Excerpts from an interface dataset:
┄┄┄┄┄┄┄┄┄┄┄┄┄┄┄┄┄┄┄┄

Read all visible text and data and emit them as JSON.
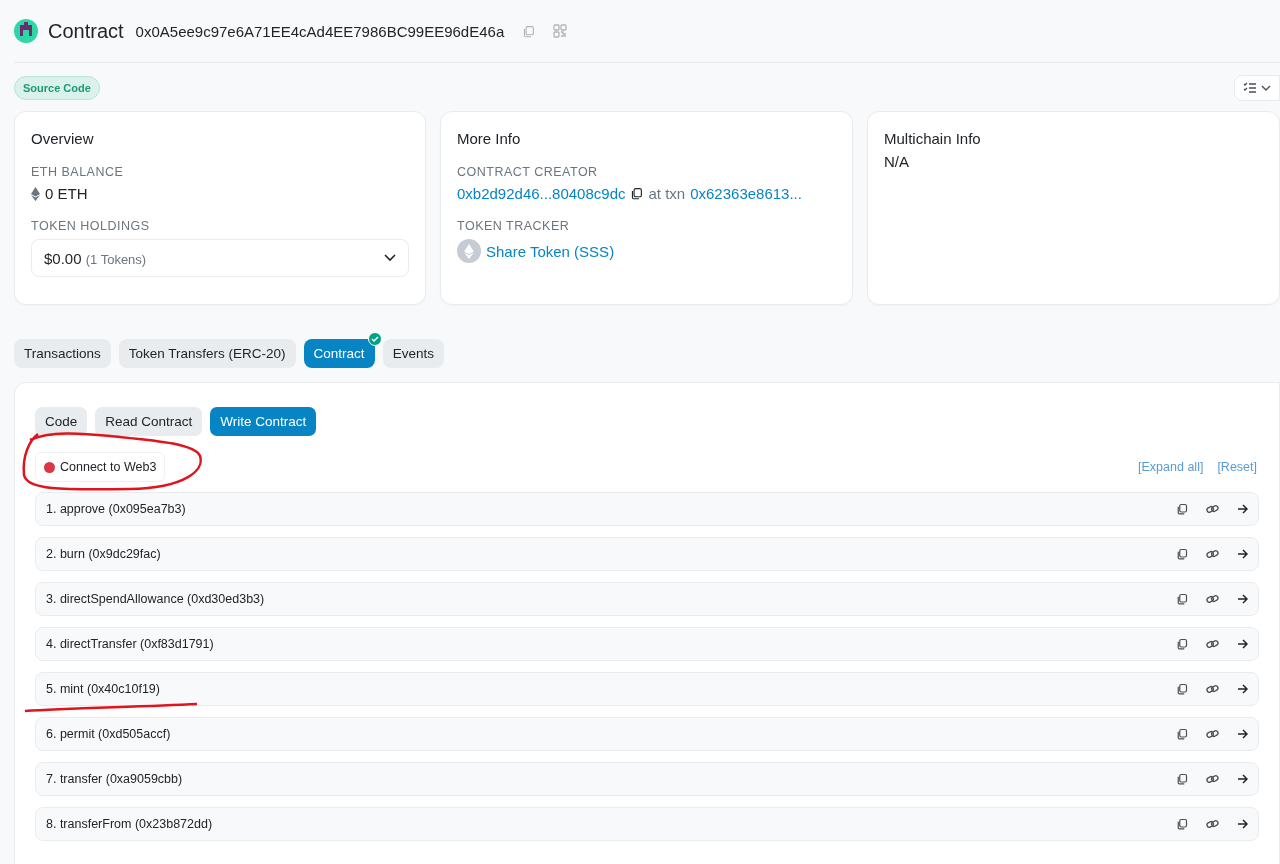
{
  "header": {
    "title": "Contract",
    "address": "0x0A5ee9c97e6A71EE4cAd4EE7986BC99EE96dE46a"
  },
  "badge": "Source Code",
  "cards": [
    {
      "title": "Overview",
      "sections": [
        {
          "label": "ETH BALANCE",
          "kind": "balance",
          "value": "0 ETH"
        },
        {
          "label": "TOKEN HOLDINGS",
          "kind": "dropdown",
          "value": "$0.00",
          "note": "(1 Tokens)"
        }
      ]
    },
    {
      "title": "More Info",
      "sections": [
        {
          "label": "CONTRACT CREATOR",
          "kind": "creator",
          "creator": "0xb2d92d46...80408c9dc",
          "middle": "at txn",
          "txn": "0x62363e8613..."
        },
        {
          "label": "TOKEN TRACKER",
          "kind": "token",
          "value": "Share Token (SSS)"
        }
      ]
    },
    {
      "title": "Multichain Info",
      "sections": [
        {
          "kind": "plain",
          "value": "N/A"
        }
      ]
    }
  ],
  "tabs": [
    {
      "label": "Transactions",
      "selected": false,
      "verified": false
    },
    {
      "label": "Token Transfers (ERC-20)",
      "selected": false,
      "verified": false
    },
    {
      "label": "Contract",
      "selected": true,
      "verified": true
    },
    {
      "label": "Events",
      "selected": false,
      "verified": false
    }
  ],
  "subtabs": [
    {
      "label": "Code",
      "selected": false
    },
    {
      "label": "Read Contract",
      "selected": false
    },
    {
      "label": "Write Contract",
      "selected": true
    }
  ],
  "connect": {
    "label": "Connect to Web3",
    "connected": false
  },
  "links": [
    "[Expand all]",
    "[Reset]"
  ],
  "functions": [
    "1. approve (0x095ea7b3)",
    "2. burn (0x9dc29fac)",
    "3. directSpendAllowance (0xd30ed3b3)",
    "4. directTransfer (0xf83d1791)",
    "5. mint (0x40c10f19)",
    "6. permit (0xd505accf)",
    "7. transfer (0xa9059cbb)",
    "8. transferFrom (0x23b872dd)"
  ]
}
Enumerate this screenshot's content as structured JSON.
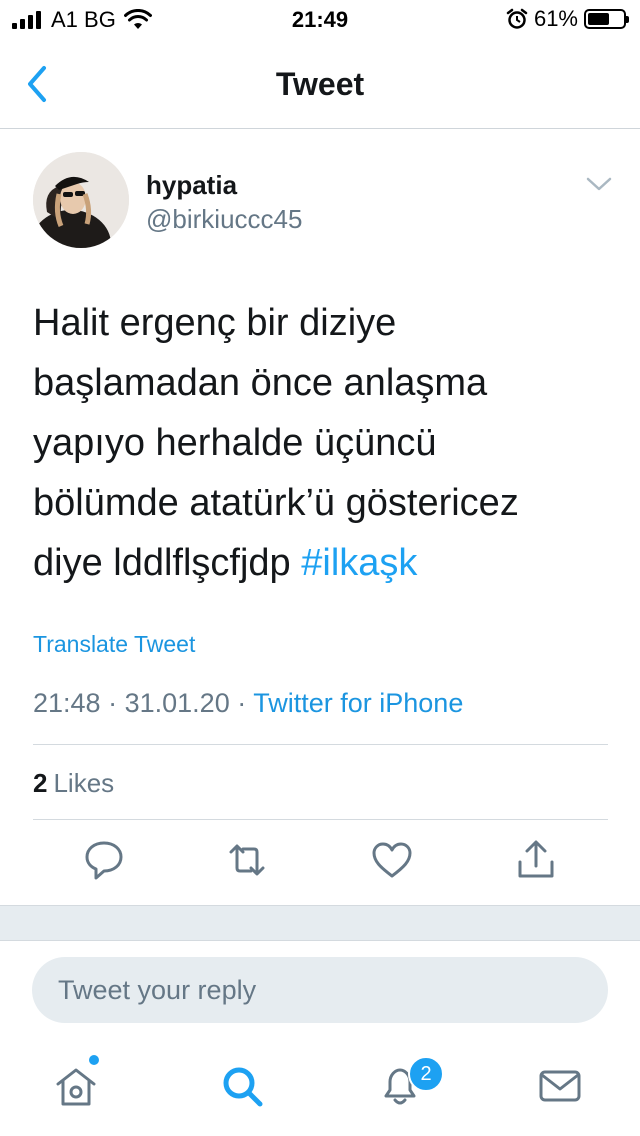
{
  "status_bar": {
    "carrier": "A1 BG",
    "time": "21:49",
    "battery_percent": "61%",
    "battery_level": 0.61,
    "icons": [
      "signal-icon",
      "wifi-icon",
      "alarm-icon",
      "battery-icon"
    ]
  },
  "nav": {
    "title": "Tweet",
    "back_icon": "chevron-left-icon"
  },
  "tweet": {
    "author": {
      "display_name": "hypatia",
      "handle": "@birkiuccc45"
    },
    "text_lines": [
      "Halit ergenç bir diziye",
      "başlamadan önce anlaşma",
      "yapıyo herhalde üçüncü",
      "bölümde atatürk’ü göstericez",
      "diye lddlflşcfjdp"
    ],
    "hashtag": "#ilkaşk",
    "translate_label": "Translate Tweet",
    "time": "21:48",
    "date": "31.01.20",
    "separator": "·",
    "source": "Twitter for iPhone",
    "likes_count": "2",
    "likes_label": "Likes"
  },
  "actions": [
    "reply-icon",
    "retweet-icon",
    "like-icon",
    "share-icon"
  ],
  "reply": {
    "placeholder": "Tweet your reply"
  },
  "tabbar": {
    "items": [
      "home-icon",
      "search-icon",
      "notifications-icon",
      "messages-icon"
    ],
    "notifications_badge": "2"
  },
  "colors": {
    "accent": "#1da1f2",
    "link": "#1b95e0",
    "text": "#14171a",
    "secondary_text": "#657786",
    "separator_band": "#e6ecf0"
  }
}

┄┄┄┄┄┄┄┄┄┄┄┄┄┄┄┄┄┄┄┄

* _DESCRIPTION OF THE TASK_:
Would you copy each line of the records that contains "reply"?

* _FINISHED TASK_:
    "reply-icon",
  "reply": {
    "placeholder": "Tweet your reply"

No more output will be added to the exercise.